It is much too late now for Houston residents to buy flood insurance. Just like it is much too late for Florida residents to buy hurricane insurance. It is not too late to put in place a stock market risk management game plan for your company 401(k) retirement plan account.

Computer models can provide more than enough time to alert you to “get out of the way” when you need to. Diversification does not get you out of the way. Instead, you sit and take it and hope for the best.

Make sure that you have more than enough time to safely evacuate with a large part of the last several years of your company 401(k) stock market investment gains.

If you are a set it and forget it investor (index funds) here is an article you might want to take a few seconds to read.
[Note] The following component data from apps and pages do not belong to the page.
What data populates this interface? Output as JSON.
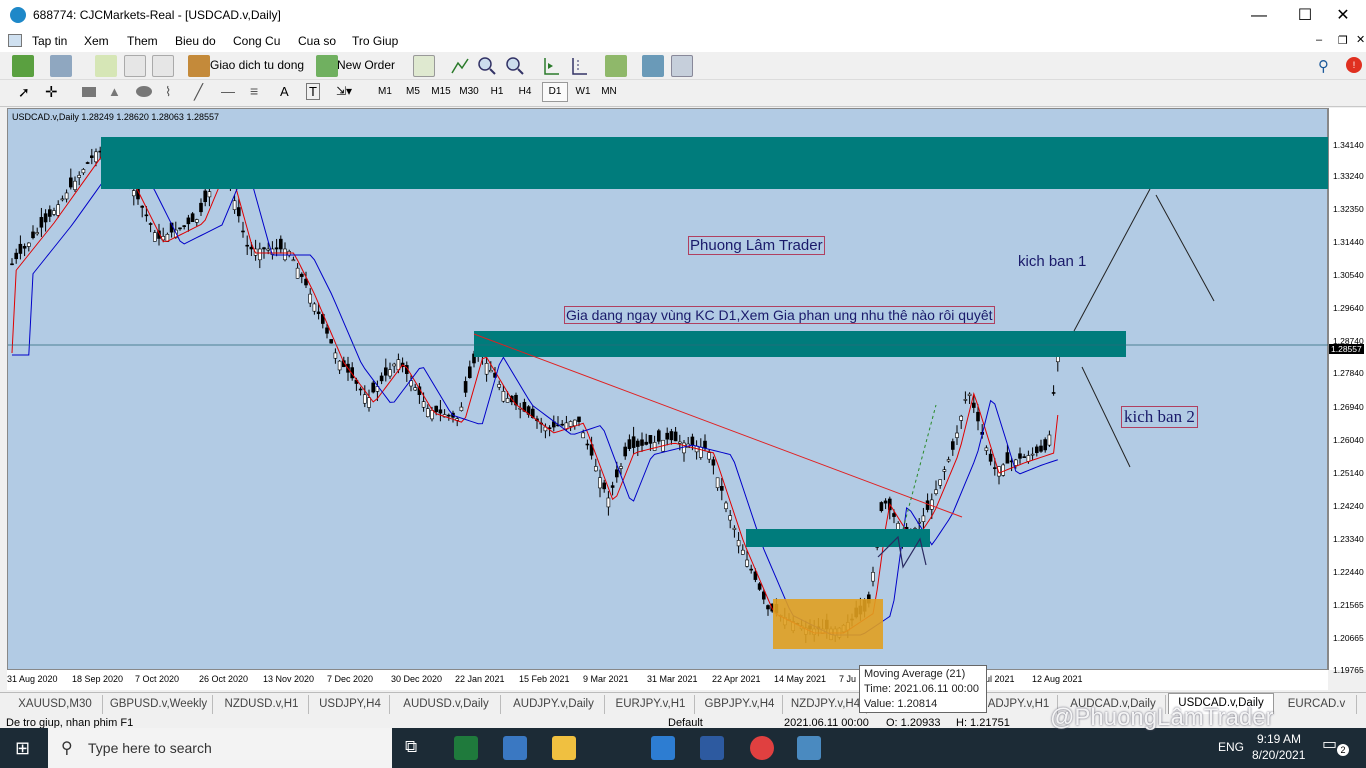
{
  "window": {
    "title": "688774: CJCMarkets-Real - [USDCAD.v,Daily]",
    "minimize": "—",
    "maximize": "☐",
    "close": "✕"
  },
  "menu": [
    "Tap tin",
    "Xem",
    "Them",
    "Bieu do",
    "Cong Cu",
    "Cua so",
    "Tro Giup"
  ],
  "toolbar": {
    "auto_trading_label": "Giao dich tu dong",
    "new_order_label": "New Order"
  },
  "timeframes": [
    "M1",
    "M5",
    "M15",
    "M30",
    "H1",
    "H4",
    "D1",
    "W1",
    "MN"
  ],
  "active_timeframe": "D1",
  "chart": {
    "header": "USDCAD.v,Daily  1.28249 1.28620 1.28063 1.28557",
    "price_labels": [
      "1.34140",
      "1.33240",
      "1.32350",
      "1.31440",
      "1.30540",
      "1.29640",
      "1.28740",
      "1.28557",
      "1.27840",
      "1.26940",
      "1.26040",
      "1.25140",
      "1.24240",
      "1.23340",
      "1.22440",
      "1.21565",
      "1.20665",
      "1.19765"
    ],
    "current_price": "1.28557",
    "date_labels": [
      "31 Aug 2020",
      "18 Sep 2020",
      "7 Oct 2020",
      "26 Oct 2020",
      "13 Nov 2020",
      "7 Dec 2020",
      "30 Dec 2020",
      "22 Jan 2021",
      "15 Feb 2021",
      "9 Mar 2021",
      "31 Mar 2021",
      "22 Apr 2021",
      "14 May 2021",
      "7 Ju",
      "ul 2021",
      "12 Aug 2021"
    ],
    "annotations": {
      "brand": "Phuong Lâm Trader",
      "note": "Gia dang ngay vùng KC D1,Xem Gia phan ung nhu thê nào rôi quyêt",
      "scenario1": "kich ban 1",
      "scenario2": "kich ban 2"
    },
    "colors": {
      "background": "#b2cbe4",
      "zone": "#007c7c",
      "accumulation": "#e0a020",
      "ma_fast": "#e00000",
      "ma_slow": "#0000c8"
    }
  },
  "tooltip": {
    "line1": "Moving Average (21)",
    "line2": "Time: 2021.06.11 00:00",
    "line3": "Value: 1.20814"
  },
  "tabs": [
    "XAUUSD,M30",
    "GBPUSD.v,Weekly",
    "NZDUSD.v,H1",
    "USDJPY,H4",
    "AUDUSD.v,Daily",
    "AUDJPY.v,Daily",
    "EURJPY.v,H1",
    "GBPJPY.v,H4",
    "NZDJPY.v,H4",
    "ADJPY.v,H1",
    "AUDCAD.v,Daily",
    "USDCAD.v,Daily",
    "EURCAD.v"
  ],
  "active_tab": "USDCAD.v,Daily",
  "status": {
    "help": "De tro giup, nhan phim F1",
    "profile": "Default",
    "time": "2021.06.11 00:00",
    "open": "O: 1.20933",
    "high": "H: 1.21751",
    "watermark": "@PhuongLâmTrader"
  },
  "taskbar": {
    "search_placeholder": "Type here to search",
    "lang": "ENG",
    "time": "9:19 AM",
    "date": "8/20/2021",
    "notif_count": "2"
  }
}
http://www.marketwatch.com/story/the-shocking-truth-about-stock-returns-in-this-century-2017-09-22?mod=mw_share_facebook

Give our office a call at 215-886-2122 to see how we can provide you a monthly breakdown of the investments in your 401k plan.

Regards,
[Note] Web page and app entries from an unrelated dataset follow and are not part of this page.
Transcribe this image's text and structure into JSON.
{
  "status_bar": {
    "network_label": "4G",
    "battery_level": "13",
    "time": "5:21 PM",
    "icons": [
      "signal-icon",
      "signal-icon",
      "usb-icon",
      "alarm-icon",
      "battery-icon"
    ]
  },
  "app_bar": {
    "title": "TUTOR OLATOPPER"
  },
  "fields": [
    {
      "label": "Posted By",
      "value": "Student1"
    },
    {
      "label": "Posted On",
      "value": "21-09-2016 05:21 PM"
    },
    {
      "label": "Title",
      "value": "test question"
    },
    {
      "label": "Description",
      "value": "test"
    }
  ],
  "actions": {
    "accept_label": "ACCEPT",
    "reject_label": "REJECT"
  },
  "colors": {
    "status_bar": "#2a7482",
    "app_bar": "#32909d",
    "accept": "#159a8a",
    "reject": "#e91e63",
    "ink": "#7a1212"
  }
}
Mike

Michael L. Schwartz, RFC®, CWS®, CFS

P.S.  Please feel free to forward this commentary to family, friends, or colleagues.  If you would like us to add them to the list, please reply to this email with their email address and we will ask for their permission to be added.
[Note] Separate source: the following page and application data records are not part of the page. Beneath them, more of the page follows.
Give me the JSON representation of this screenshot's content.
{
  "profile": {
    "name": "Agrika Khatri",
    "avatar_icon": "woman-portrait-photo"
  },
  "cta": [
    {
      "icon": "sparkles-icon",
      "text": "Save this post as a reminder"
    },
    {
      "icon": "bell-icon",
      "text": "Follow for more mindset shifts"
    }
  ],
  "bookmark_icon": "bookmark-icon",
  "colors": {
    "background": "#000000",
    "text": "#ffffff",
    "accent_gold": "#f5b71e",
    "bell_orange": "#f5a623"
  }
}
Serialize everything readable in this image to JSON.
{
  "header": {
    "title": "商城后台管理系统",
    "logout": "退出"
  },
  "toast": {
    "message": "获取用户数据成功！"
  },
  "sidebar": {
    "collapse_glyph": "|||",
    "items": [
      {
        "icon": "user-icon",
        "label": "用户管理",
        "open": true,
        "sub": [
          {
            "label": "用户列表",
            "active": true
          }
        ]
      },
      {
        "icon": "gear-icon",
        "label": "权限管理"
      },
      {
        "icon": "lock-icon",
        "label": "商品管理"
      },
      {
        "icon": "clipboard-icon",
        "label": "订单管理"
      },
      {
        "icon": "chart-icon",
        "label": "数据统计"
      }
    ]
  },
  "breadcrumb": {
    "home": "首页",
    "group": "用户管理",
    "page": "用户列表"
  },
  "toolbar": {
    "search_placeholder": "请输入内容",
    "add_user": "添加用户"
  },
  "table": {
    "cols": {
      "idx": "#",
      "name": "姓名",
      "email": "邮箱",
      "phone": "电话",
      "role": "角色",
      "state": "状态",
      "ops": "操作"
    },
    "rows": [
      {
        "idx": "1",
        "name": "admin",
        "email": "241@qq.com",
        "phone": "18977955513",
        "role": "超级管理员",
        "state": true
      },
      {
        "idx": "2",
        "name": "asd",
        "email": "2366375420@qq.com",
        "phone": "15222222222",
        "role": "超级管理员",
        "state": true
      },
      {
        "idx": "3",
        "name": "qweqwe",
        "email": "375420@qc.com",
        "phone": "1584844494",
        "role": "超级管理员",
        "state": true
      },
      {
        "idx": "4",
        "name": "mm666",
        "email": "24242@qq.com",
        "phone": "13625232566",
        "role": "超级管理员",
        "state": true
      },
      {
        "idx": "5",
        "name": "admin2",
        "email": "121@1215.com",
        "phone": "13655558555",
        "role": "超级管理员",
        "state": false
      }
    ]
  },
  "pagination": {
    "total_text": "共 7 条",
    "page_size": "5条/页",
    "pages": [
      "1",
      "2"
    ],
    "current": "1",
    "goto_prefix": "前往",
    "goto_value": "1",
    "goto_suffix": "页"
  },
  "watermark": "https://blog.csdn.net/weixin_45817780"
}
Michael L. Schwartz, RFC, CWS, CFS, a registered principal offering securities and advisory services through Independent Financial Group, LLC., a registered broker-dealer and investment advisor.  Member FINRA-SIPC. Schwartz Financial and Independent Financial Group are unaffiliated entities.

 

This information is provided for informational purposes only and is not a solicitation or recommendation that any particular investor should purchase or sell any security. The information contained herein is obtained from sources believed to be reliable but its accuracy or completeness is not guaranteed.  Any opinions expressed herein are subject to change without notice.  An Index is a composite of securities that provides a performance benchmark.  Returns are presented for illustrative purposes only and are not intended to project the performance of any specific investment.  Indexes are unmanaged, do not incur management fees, costs and expenses and cannot be invested in directly.  Past performance is not a guarantee of future results.

 

* The Standard & Poor’s 500 (S&P 500) is an unmanaged group of securities considered to be representative of the stock market in general.

 

* The DJ Global ex US is an unmanaged group of non-U.S. securities designed to reflect the performance of the global equity securities that have readily available prices. 

 

* The 10-year Treasury Note represents debt owed by the United States Treasury to the public. Since the U.S. Government is seen as a risk-free borrower, investors use the 10-year Treasury Note as a benchmark for the long-term bond market.

 

* Gold represents the London afternoon gold price fix as reported by the London Bullion Market Association.

 

* The DJ Commodity Index is designed to be a highly liquid and diversified benchmark for the commodity futures market. The Index is composed of futures contracts on 19 physical commodities and was launched on July 14, 1998.

 

* The DJ Equity All REIT TR Index measures the total return performance of the equity subcategory of the Real Estate Investment Trust (REIT) industry as calculated by Dow Jones.

 

* Yahoo! Finance is the source for any reference to the performance of an index between two specific periods.

 

* Opinions expressed are subject to change without notice and are not intended as investment advice or to predict future performance.

 

* Past performance does not guarantee future results.

 

* You cannot invest directly in an index.

 

* Consult your financial professional before making any investment decision.

 

* To unsubscribe from our “market commentary” please reply to this e-mail with    “Unsubscribe” in the subject line, or write us at “mike@schwartzfinancial.com”.